Alternative access modes are also being facilitated, such as the provision of Real Time Remote Access (RTRA) free of charge for 6 months for anyone in the Network who requests it for COVID-19 related or any other research.The RTRA system is an online remote access facility allowing users to run SAS programs, in real-time, against microdata located in a central and secure location. A full range of descriptive statistics are available through this tool. RTRA users can calculate frequencies, means, percentiles, percent distribution, proportions, ratios, and shares.

Researchers using the RTRA system do not gain direct access to the microdata and cannot view the content of the microdata file. Instead, users submit SAS programs to extract results in the form of frequency tables. As RTRA researchers cannot view the microdata, becoming a deemed employee of Statistics Canada is not necessary. This relationship is the basis that allows the RTRA to service its clients rapidly.

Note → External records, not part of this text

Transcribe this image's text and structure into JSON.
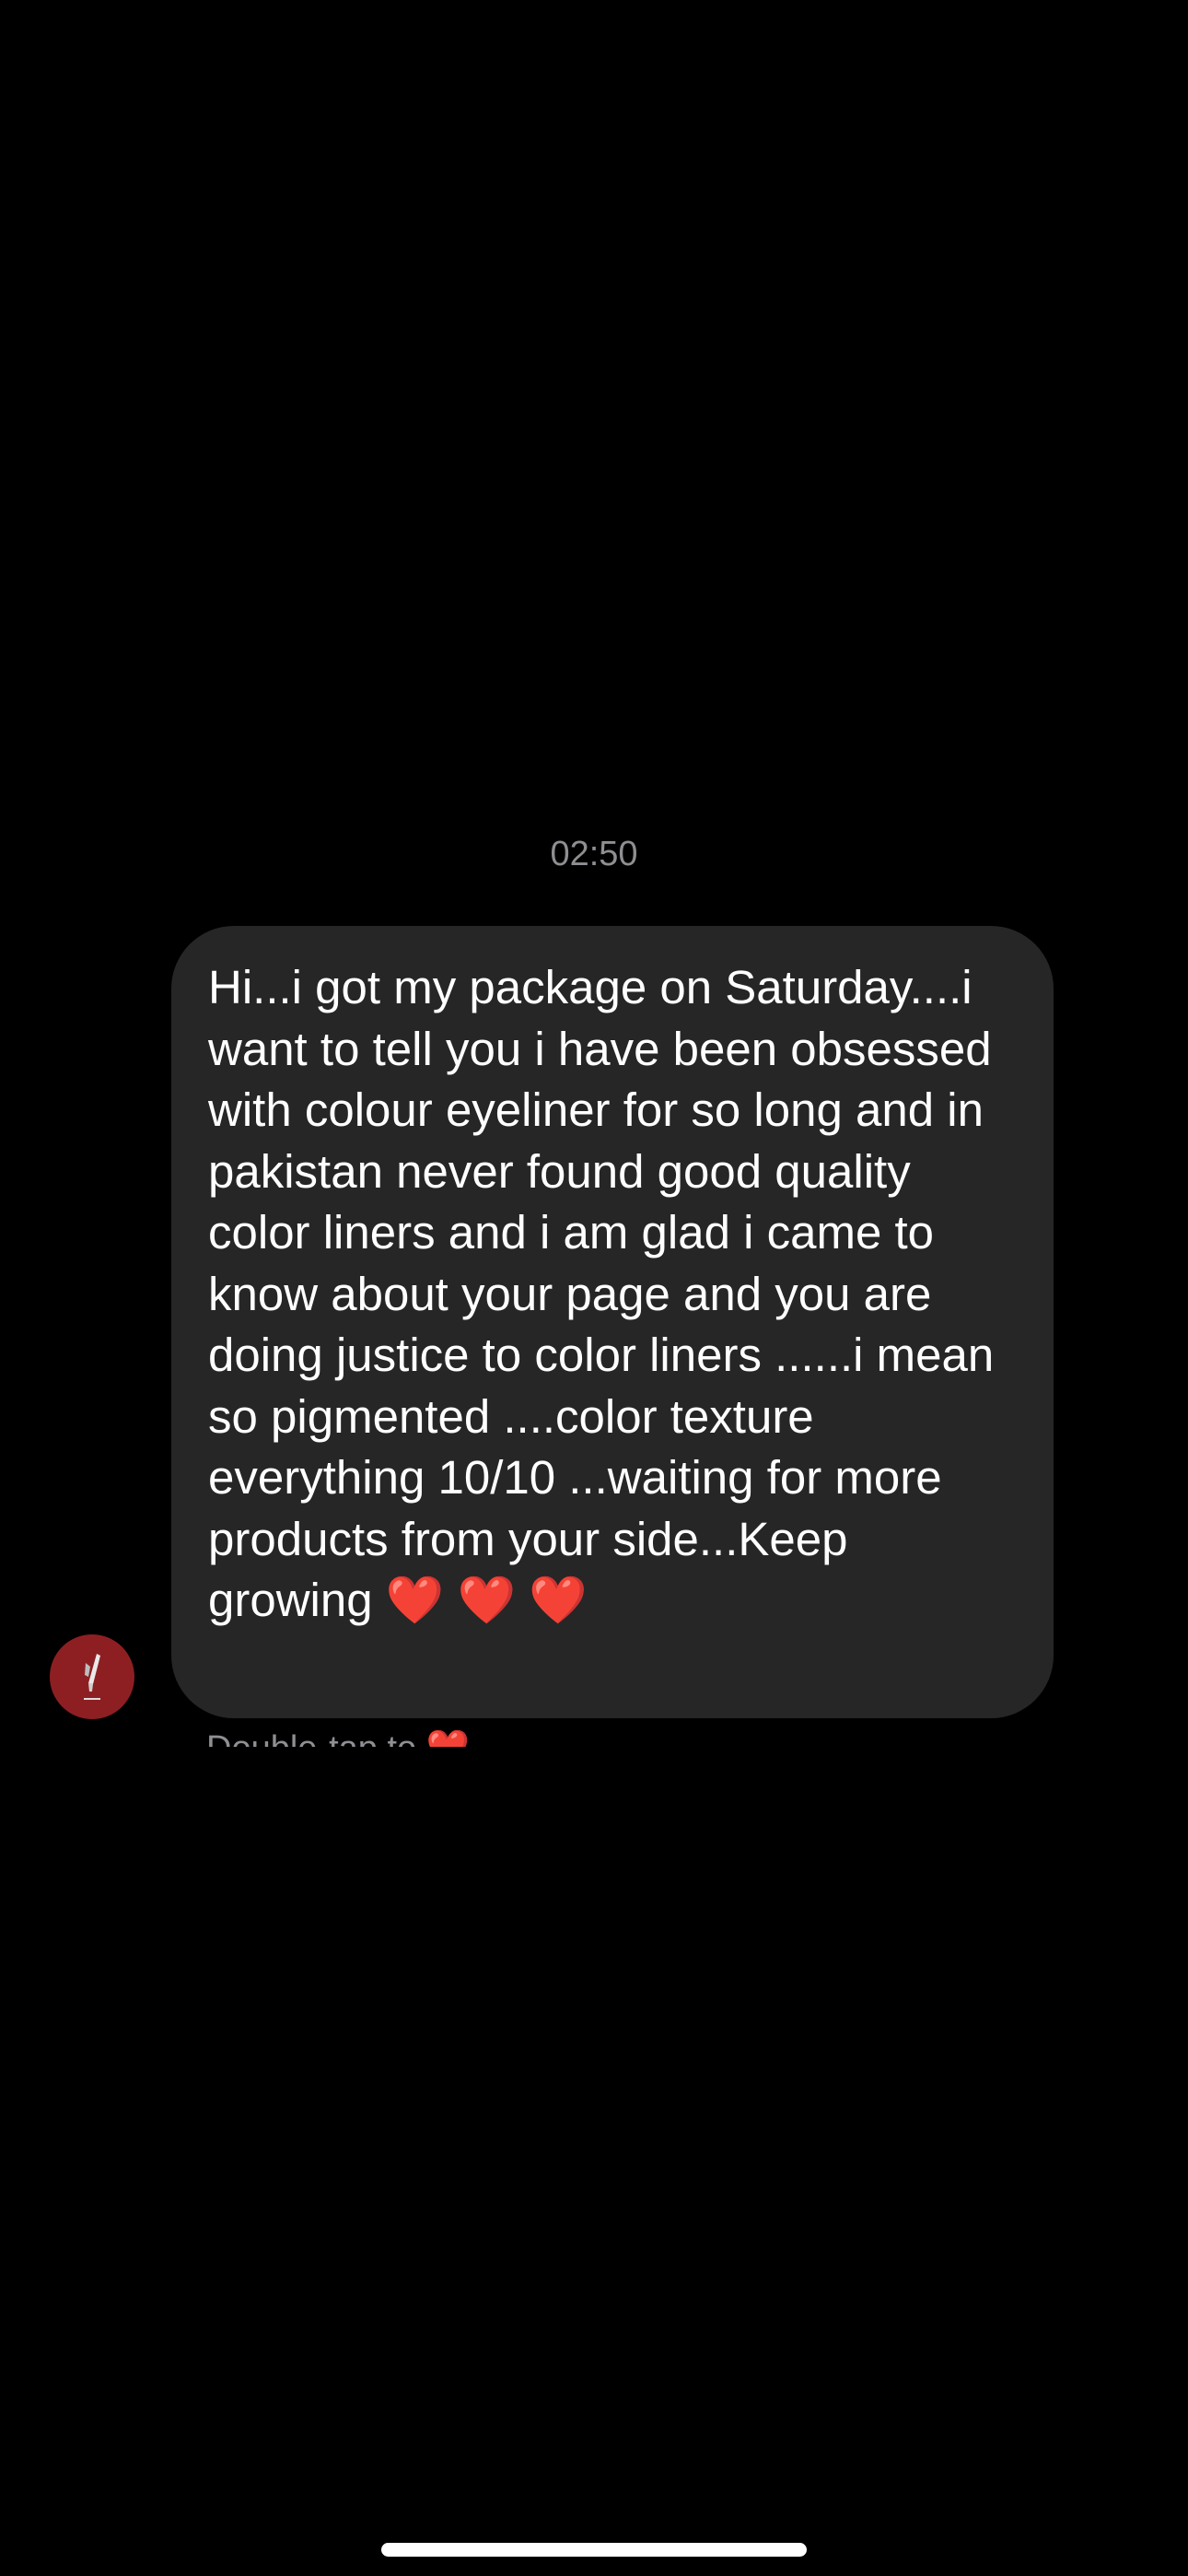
{
  "conversation": {
    "timestamp": "02:50",
    "message": {
      "text": "Hi...i got my package on Saturday....i want to tell you i have been obsessed with colour eyeliner for so long and in pakistan never found good quality color liners and i am glad i came to know about your page and you are doing justice to color liners ......i mean so pigmented ....color texture everything 10/10 ...waiting for more products from your side...Keep growing ❤️ ❤️ ❤️"
    },
    "hint": "Double-tap to ❤️"
  },
  "colors": {
    "background": "#000000",
    "bubble": "#262626",
    "avatar": "#8d1f22",
    "timestamp": "#8e8e93"
  },
  "icons": {
    "avatar": "brush-logo-icon"
  }
}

Consult the RTRA user guide for more information.
 
Statistics Canada will also launch discussion sessions with researchers to identify key research questions that would inform policies and programs required in light of the COVID-19 pandemic. These sessions could help identify partnership opportunities for Statistics Canada and researchers to co-develop and publish analytical articles, data products or visualizations that will support COVID-19 in the short term. Such outputs would typically be developed in 2-3 weeks sprints.  

6. I am a student who needs access to the RDCs to complete work to graduate. What should I do?

We are mindful of students across Canada who are finding themselves affected by university and research facility closures, which is requiring modifications to their research plans, their research timelines and to their access to research subjects and research data. These restrictions have largely been put in place by universities and their research partners to abide by public health agencies’ and governments’ directives to ensure the safety of researchers, research subjects and personnel who provide access to research facilities.
 
Your first step should be to check with your academic department and/or thesis advisor to determine your institution’s policies with regard to completion of research in light of COVID-19 interruptions.
 
We are working closely with StatCan to help mitigate some of the effects of the RDC closures on your work, including ensuring that RDC access extensions will automatically be granted to those students who cannot currently access the RDC to complete their work, assessing options for vetting work already completed, and providing an official letter to funders or universities that explains that the research cannot currently be pursued as planned due to the temporary shut down of the local RDC. The letter can be found here.

7. Will security clearances and new applications to work in the RDCs still be processed during the shut down?

The short answer is yes. StatCan is working to ensure that requests for access and security clearances from new applicants will continue to be processed while the RDCs are closed.
 
The research community needs to understand, however, that it is not business as usual. For example, some of the staff who would normally be involved in these activities have had to divert their efforts to mission-critical priorities related to the COVID-19 response. StatCan’s objective is to continue to process requests to the best of its current ability and to address any backlog as quickly and as efficiently as possible to ensure that CRDCN researchers are well prepared to ramp up their work without delay when the RDCs re-open.

8. What are the plans for the CRDCN National Conference?

Our annual conference and special celebration of CRDCN’s 20th anniversary is scheduled to take place in Ottawa on November 2nd to 4th 2020. We have yet to promote the event due to the current restrictions on public gatherings.

We aim to make a decision regarding a potential postponement of the conference by late May, should this prove necessary. We hope, however, to be able to bring our community together for this special celebration in November and encourage CRDCN researchers to save the date in their calendars.